**THE PROBLEM**
Where "this" occurs in a line of the entries below, copy that line.

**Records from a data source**
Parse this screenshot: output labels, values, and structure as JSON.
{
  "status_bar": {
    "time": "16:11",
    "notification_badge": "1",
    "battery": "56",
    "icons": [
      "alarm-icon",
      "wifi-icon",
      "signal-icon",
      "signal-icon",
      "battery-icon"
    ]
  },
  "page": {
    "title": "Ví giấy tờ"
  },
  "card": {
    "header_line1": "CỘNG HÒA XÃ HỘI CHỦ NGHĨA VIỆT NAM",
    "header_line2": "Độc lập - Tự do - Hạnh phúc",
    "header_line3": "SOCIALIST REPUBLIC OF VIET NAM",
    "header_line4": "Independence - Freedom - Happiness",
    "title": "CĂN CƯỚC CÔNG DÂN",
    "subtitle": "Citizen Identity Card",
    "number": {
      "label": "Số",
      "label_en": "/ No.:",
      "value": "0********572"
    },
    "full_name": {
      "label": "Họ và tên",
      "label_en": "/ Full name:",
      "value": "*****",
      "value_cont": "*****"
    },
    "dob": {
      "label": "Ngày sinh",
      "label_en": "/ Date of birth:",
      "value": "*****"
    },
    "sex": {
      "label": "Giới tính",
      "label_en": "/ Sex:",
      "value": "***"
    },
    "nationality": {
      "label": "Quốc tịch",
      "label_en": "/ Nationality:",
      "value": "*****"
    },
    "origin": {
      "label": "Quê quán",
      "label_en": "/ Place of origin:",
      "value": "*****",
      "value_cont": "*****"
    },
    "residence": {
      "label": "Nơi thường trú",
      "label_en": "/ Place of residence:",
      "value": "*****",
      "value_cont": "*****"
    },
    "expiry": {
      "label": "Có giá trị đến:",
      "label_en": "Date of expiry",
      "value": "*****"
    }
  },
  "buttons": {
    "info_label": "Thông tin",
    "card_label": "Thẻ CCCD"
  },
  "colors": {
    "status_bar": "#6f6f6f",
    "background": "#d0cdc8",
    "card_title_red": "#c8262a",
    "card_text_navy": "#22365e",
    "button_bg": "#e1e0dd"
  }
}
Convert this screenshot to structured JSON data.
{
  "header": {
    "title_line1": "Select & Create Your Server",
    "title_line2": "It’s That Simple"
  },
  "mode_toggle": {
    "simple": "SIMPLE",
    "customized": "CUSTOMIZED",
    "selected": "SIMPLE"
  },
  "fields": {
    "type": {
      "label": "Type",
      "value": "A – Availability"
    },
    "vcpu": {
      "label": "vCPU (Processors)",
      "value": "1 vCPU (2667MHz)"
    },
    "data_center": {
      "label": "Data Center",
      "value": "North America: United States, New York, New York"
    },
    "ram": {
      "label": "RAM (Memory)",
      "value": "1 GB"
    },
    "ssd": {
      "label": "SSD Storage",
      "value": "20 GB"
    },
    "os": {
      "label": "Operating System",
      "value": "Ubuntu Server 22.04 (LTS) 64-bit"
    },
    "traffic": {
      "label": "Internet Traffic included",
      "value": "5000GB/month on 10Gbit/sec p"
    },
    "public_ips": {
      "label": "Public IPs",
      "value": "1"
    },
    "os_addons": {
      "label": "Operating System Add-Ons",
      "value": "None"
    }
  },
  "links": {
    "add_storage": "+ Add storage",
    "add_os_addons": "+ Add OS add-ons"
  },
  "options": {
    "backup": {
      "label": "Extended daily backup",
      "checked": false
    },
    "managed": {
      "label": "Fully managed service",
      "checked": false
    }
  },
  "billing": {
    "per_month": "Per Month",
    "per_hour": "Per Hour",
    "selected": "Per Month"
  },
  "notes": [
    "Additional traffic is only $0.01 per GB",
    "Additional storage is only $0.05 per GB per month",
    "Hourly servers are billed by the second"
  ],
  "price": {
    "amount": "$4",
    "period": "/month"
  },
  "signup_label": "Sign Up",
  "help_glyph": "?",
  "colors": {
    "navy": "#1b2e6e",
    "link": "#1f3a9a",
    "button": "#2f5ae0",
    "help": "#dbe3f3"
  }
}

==

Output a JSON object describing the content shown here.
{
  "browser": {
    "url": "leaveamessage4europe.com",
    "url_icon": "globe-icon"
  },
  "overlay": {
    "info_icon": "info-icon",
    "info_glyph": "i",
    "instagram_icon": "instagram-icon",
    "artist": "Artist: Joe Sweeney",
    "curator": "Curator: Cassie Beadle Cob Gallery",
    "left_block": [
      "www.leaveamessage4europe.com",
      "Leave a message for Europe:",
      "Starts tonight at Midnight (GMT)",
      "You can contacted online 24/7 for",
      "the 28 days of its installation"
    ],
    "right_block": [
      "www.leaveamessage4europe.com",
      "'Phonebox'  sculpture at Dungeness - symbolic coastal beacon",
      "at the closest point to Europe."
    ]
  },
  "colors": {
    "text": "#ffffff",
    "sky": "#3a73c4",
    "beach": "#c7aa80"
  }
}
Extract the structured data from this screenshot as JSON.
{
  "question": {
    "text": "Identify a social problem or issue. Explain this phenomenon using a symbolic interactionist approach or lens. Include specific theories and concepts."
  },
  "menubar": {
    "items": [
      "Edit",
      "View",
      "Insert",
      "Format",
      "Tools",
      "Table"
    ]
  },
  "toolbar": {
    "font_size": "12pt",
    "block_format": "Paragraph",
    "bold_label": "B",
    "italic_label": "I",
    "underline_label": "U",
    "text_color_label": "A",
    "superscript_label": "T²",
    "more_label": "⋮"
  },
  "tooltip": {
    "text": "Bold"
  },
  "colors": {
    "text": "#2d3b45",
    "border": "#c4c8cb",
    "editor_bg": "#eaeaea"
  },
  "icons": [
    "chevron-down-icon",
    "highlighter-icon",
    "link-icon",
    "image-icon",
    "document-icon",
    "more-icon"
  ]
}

**REPLY**
Parse this screenshot: output labels, values, and structure as JSON.
Convert this screenshot to structured JSON data.
Extract the structured data from this screenshot as JSON.
    "text": "Identify a social problem or issue. Explain this phenomenon using a symbolic interactionist approach or lens. Include specific theories and concepts."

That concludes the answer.